Facebook's Calibra cryptocurrency wallet already has competition

ZenGo's wallet will support Libra, a cryptocurrency Facebook plans to launch in 2020.

Queenie Wong Former Senior Writer
Queenie Wong was a senior writer for CNET News, focusing on social media companies including Facebook's parent company Meta, Twitter and TikTok. Before joining CNET, she worked for The Mercury News in San Jose and the Statesman Journal in Salem, Oregon. A native of Southern California, she took her first journalism class in middle school.
Expertise I've been writing about social media since 2015 but have previously covered politics, crime and education. I also have a degree in studio art. Credentials
  • 2022 Eddie award for consumer analysis
Queenie Wong
2 min read
Facebook Libra Virtual Currency

Facebook plans to launch a new cryptocurrency called Libra in the first half of 2020. 

Thomas Trutschel/Getty Images

Facebook doesn't plan to launch its new Libra cryptocurrency and a complementary digital wallet until 2020. But that hasn't stopped some startups from throwing their hats in the ring early. 

On Sunday, Israeli developer ZenGo said a cryptocurrency wallet it rolled out earlier this year will begin supporting Libra. Since Facebook and its 27 partners haven't launched the cryptocurrency, ZenGo is letting users store a test version. The test Libra funds, unlike the version that's coming, don't have any real monetary value.


ZenGo is letting users experiment with a test version of a new cryptocurrency, called Libra, that's expected to launch in 2020. 


"Getting to know it early might spark some new ideas and give you a head start for when Libra becomes truly operational," ZenGo said in a blog post. You can experiment with Libra by going to your account tab in the ZenGo app, which is currently available for iPhone users. The wallet also lets you buy Bitcoin, Ethereum and Binance Coin with your credit card or Apple Pay. 

Since Facebook announced Libra, the company has faced pushback from US lawmakers who are concerned that the cryptocurrency will be abused by criminals and negatively impact the US dollar. Facebook's blockchain boss, David Marcus, said in a congressional hearing last month that the social network wouldn't launch Libra until the company has addressed all concerns, but he stopped short of agreeing to a moratorium. 

Facebook took the wraps off Libra in June.

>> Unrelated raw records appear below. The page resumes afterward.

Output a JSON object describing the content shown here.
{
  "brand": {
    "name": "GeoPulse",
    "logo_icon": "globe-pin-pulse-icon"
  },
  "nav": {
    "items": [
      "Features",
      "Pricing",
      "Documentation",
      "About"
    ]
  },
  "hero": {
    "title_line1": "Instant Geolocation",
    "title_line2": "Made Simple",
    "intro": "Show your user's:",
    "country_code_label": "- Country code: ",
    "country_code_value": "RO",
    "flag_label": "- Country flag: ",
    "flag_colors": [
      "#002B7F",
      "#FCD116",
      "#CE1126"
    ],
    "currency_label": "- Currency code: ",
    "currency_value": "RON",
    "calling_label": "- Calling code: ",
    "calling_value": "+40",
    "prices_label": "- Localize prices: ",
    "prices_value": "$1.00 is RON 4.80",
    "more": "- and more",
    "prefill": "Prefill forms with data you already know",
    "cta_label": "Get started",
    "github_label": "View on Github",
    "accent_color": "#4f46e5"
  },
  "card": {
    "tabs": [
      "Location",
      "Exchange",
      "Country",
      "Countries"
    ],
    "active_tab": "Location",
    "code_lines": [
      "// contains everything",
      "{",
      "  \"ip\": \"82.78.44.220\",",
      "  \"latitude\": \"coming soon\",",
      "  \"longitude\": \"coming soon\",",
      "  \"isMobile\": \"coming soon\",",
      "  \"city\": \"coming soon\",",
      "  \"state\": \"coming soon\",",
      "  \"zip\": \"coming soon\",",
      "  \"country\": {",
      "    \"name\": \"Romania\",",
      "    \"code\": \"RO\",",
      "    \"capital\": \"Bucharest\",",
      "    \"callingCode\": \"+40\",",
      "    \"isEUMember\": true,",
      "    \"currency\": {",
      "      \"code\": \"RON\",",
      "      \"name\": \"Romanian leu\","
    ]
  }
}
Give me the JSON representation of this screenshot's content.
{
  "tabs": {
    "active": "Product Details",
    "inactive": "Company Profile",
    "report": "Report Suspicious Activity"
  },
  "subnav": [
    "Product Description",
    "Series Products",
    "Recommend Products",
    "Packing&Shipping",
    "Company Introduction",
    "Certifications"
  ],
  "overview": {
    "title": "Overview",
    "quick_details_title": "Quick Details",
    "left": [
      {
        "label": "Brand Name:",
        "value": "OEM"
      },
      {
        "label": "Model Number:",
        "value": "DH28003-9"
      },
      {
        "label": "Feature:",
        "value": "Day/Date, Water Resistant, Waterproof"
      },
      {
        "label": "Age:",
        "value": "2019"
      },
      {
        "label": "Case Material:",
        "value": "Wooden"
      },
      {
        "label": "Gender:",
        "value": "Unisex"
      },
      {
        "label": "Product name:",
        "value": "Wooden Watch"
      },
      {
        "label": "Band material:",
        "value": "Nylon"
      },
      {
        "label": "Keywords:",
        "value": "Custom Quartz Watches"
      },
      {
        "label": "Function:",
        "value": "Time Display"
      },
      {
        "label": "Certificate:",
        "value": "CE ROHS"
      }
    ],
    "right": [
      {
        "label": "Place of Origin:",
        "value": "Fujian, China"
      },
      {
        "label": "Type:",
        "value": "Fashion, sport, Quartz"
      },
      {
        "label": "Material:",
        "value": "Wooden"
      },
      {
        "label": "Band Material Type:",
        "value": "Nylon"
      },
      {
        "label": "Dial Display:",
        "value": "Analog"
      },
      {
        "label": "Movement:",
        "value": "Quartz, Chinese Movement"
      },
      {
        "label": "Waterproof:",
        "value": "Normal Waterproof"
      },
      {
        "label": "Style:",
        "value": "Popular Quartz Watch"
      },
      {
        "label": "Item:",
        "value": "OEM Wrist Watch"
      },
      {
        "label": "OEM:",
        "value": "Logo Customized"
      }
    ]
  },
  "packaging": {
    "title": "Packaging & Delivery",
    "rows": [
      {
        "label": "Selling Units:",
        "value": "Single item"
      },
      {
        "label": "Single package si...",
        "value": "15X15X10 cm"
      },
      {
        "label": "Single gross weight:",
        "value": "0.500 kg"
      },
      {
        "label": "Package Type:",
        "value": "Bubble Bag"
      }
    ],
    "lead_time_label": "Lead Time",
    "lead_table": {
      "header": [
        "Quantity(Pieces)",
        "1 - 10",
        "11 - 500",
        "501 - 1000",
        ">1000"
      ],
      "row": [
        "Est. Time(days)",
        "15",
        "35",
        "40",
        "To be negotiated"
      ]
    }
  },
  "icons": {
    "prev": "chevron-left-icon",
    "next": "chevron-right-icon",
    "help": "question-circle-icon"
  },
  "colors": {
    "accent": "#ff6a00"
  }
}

Unlike many other cryptocurrencies, Libra will be pegged to a basket of assets that anchor its value, so that value won't swing wildly. The Libra Association that'll manage the currency hasn't said what those assets will be, but it suggested they'd include major global currencies, like the dollar and the euro. The proposed crypto has been met with a chilly response from regulators and politicians around the world.

ZenGo will compete with a digital wallet called Calibra that Facebook plans to introduce in 2020. The social network, though, has the advantage of already having 2.4 billion monthly active users. You'll be able to download the Calibra app onto your iPhone or Android device, or add the wallet into the messaging apps Messenger or WhatsApp once it's released. The Calibra wallet will also work with other wallets that accept Libra. Users need to verify their identity by uploading an ID such as a driver's license.

ZenGo, which plans to release an app for Android phones, said that users can create their digital wallet by downloading the app and providing their email. You also don't need a private key, and ZenGo users scan their face to backup their wallet. ZenGo said it's a "noncustodial" wallet for Libra, which means you have full control over your funds instead of having to rely on a third-party.